After Munnery and Gorman's multi-media extravaganzas, the bloke-with- microphone traditional format can seem tame, especially if said bloke's act comprises the domestic observations of a young husband and father. So it is with Dominic Holland. But mild-mannered as he may be, there is an understated artistry to his performance, especially in the slight frowns and moues he adopts when he acts out scenes of middle-class discomfort. With just a few facial muscles, he conveys the fathomless pain and self- loathing of accepting a cup of tea you don't want. Its a lot funnier than it sounds.

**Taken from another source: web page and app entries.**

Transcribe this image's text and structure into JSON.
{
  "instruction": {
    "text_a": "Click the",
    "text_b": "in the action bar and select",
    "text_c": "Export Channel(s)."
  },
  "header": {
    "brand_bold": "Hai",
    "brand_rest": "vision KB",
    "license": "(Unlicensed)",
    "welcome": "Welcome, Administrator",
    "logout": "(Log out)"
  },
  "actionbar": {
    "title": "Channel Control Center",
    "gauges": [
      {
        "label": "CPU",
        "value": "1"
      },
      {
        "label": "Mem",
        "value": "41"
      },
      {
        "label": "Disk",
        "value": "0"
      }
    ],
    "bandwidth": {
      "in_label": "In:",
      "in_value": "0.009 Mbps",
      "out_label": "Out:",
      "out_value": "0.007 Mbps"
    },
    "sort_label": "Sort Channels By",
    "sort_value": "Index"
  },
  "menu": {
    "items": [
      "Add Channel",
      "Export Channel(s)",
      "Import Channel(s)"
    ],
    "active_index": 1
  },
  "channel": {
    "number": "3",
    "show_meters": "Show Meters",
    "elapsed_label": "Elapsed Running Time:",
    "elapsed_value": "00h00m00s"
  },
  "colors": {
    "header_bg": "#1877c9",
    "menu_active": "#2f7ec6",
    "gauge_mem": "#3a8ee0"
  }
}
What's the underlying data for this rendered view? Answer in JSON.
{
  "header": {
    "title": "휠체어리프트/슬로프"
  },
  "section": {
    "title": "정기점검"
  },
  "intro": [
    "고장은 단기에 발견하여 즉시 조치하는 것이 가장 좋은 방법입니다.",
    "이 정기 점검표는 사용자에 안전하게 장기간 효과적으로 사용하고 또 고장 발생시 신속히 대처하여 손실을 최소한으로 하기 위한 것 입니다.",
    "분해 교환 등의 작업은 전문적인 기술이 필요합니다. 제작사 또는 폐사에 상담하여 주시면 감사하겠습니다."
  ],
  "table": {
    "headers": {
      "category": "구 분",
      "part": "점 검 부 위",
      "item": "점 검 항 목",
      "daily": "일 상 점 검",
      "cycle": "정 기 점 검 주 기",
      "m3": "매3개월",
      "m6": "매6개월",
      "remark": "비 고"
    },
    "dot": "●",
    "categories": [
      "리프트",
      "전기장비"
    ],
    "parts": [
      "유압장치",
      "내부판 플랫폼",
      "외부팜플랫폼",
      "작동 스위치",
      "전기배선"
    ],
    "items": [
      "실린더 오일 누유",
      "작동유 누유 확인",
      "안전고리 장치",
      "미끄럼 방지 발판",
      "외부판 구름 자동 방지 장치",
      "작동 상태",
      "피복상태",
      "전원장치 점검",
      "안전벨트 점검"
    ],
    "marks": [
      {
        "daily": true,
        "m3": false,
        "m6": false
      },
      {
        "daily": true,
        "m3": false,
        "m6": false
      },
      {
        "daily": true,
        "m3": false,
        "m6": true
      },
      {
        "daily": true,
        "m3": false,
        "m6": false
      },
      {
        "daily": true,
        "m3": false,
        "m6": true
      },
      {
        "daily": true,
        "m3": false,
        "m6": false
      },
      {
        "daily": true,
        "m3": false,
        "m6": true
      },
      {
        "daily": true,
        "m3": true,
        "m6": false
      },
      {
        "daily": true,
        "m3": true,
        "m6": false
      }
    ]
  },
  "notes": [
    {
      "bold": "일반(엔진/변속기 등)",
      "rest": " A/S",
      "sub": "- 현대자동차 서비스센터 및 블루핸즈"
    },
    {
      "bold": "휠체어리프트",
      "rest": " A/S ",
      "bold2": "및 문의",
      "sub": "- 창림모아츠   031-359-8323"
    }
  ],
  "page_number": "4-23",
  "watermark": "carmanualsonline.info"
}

Enough about subtlety. Judith Lucy is an Australian Jo Brand after a year at Weight Watchers. She stands with a hand on her hip and drawls sarcastically about anything that fails to reach the standards of her favourite activities: smoking and drinking. Actually, her material is stronger than Brand's, and her persona more winning, but like Brand, she does tend to limit herself to soft targets. Most of us know that Hollywood stars are overpaid and that women's magazines contain stupid advice, while her critique of The Horse Whisperer movie - "Just shoot the f---ing horse" - only confirms the forthright Aussie stereotype. She finds a better target for her attractive balance of vulnerability and cynicism in a routine about hiring an "escort", as the euphemism goes. It's refreshing to hear Lucy's shrugging contempt for "the most mediocre one-night stand" she's ever had.
Supergirly made less of a case for Australian women's humour: this much- hyped karaoke comedy duo is little more than the Grumbleweeds in sequinned dresses. The Girlies sing pop hits with parodic lyrics, except on those songs where they keep the original lyrics but sing them in bratty voices. It's not very super. Louise McClatchy is an amusing actress, but you can't get much more dated and predictable than a Michael Jackson spoof with the refrain "you can't tell if he is black or white". Examining the hype more closely, it centres on Supergirly's celebrity fans. And when did you last consider Elton John and Sporty Spice to be authorities on comedy?
Ross Noble, The League, Dave Gorman: Gilded Balloon (0131 226 2151), to 30 Aug. Dominic Holland, Judith Lucy: Pleasance (0131 556 6550), to 30th Aug. Supergirly: Pleasance, to 29 AugReuse content